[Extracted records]
BEGIN
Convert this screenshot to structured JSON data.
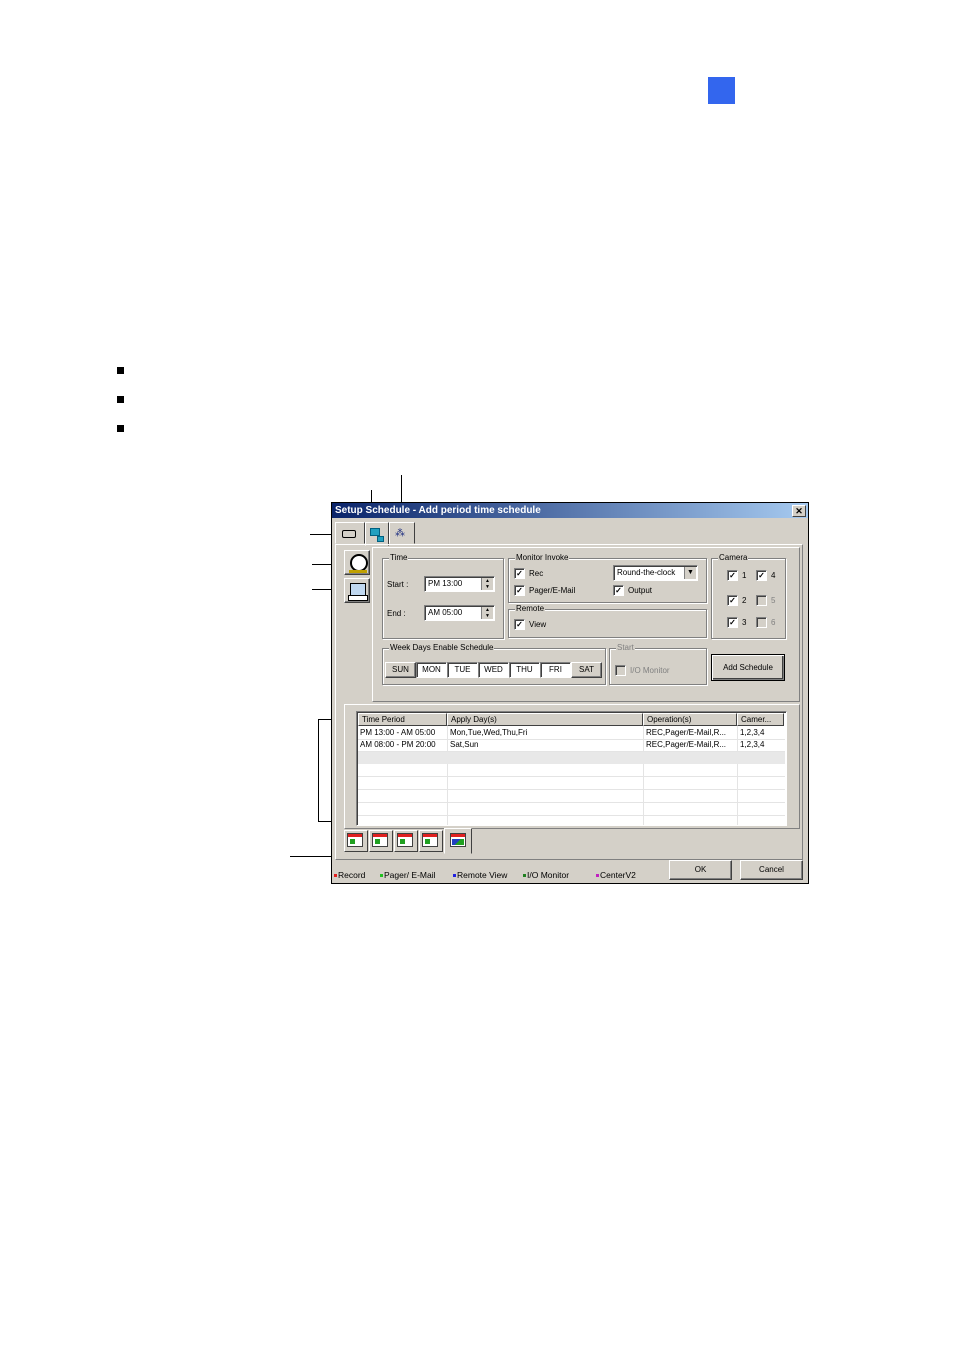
{
  "dialog": {
    "title": "Setup Schedule - Add period time schedule",
    "close_glyph": "✕",
    "time_group": {
      "legend": "Time",
      "start_label": "Start :",
      "start_value": "PM 13:00",
      "end_label": "End :",
      "end_value": "AM 05:00"
    },
    "monitor_invoke": {
      "legend": "Monitor Invoke",
      "rec_label": "Rec",
      "rec_checked": true,
      "pager_label": "Pager/E-Mail",
      "pager_checked": true,
      "output_label": "Output",
      "output_checked": true,
      "mode_value": "Round-the-clock"
    },
    "remote": {
      "legend": "Remote",
      "view_label": "View",
      "view_checked": true
    },
    "camera": {
      "legend": "Camera",
      "items": [
        {
          "label": "1",
          "checked": true,
          "enabled": true
        },
        {
          "label": "4",
          "checked": true,
          "enabled": true
        },
        {
          "label": "2",
          "checked": true,
          "enabled": true
        },
        {
          "label": "5",
          "checked": false,
          "enabled": false
        },
        {
          "label": "3",
          "checked": true,
          "enabled": true
        },
        {
          "label": "6",
          "checked": false,
          "enabled": false
        }
      ]
    },
    "weekdays": {
      "legend": "Week Days Enable Schedule",
      "days": [
        {
          "label": "SUN",
          "selected": false
        },
        {
          "label": "MON",
          "selected": true
        },
        {
          "label": "TUE",
          "selected": true
        },
        {
          "label": "WED",
          "selected": true
        },
        {
          "label": "THU",
          "selected": true
        },
        {
          "label": "FRI",
          "selected": true
        },
        {
          "label": "SAT",
          "selected": false
        }
      ]
    },
    "start_group": {
      "legend": "Start",
      "io_monitor_label": "I/O Monitor"
    },
    "add_schedule_label": "Add Schedule",
    "table": {
      "columns": [
        "Time Period",
        "Apply Day(s)",
        "Operation(s)",
        "Camer..."
      ],
      "rows": [
        [
          "PM 13:00 - AM 05:00",
          "Mon,Tue,Wed,Thu,Fri",
          "REC,Pager/E-Mail,R...",
          "1,2,3,4"
        ],
        [
          "AM 08:00 - PM 20:00",
          "Sat,Sun",
          "REC,Pager/E-Mail,R...",
          "1,2,3,4"
        ]
      ]
    },
    "ok_label": "OK",
    "cancel_label": "Cancel",
    "legend_items": [
      {
        "label": "Record",
        "color": "#e02020"
      },
      {
        "label": "Pager/ E-Mail",
        "color": "#20c020"
      },
      {
        "label": "Remote View",
        "color": "#2020e0"
      },
      {
        "label": "I/O Monitor",
        "color": "#208020"
      },
      {
        "label": "CenterV2",
        "color": "#c020c0"
      }
    ]
  },
  "colors": {
    "accent_square": "#3366ee",
    "title_gradient_start": "#0a246a",
    "title_gradient_end": "#a6caf0",
    "dialog_face": "#d4d0c8"
  }
}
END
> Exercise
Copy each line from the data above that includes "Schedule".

> Your response
    "title": "Setup Schedule - Add period time schedule",
      "legend": "Week Days Enable Schedule",
    "add_schedule_label": "Add Schedule",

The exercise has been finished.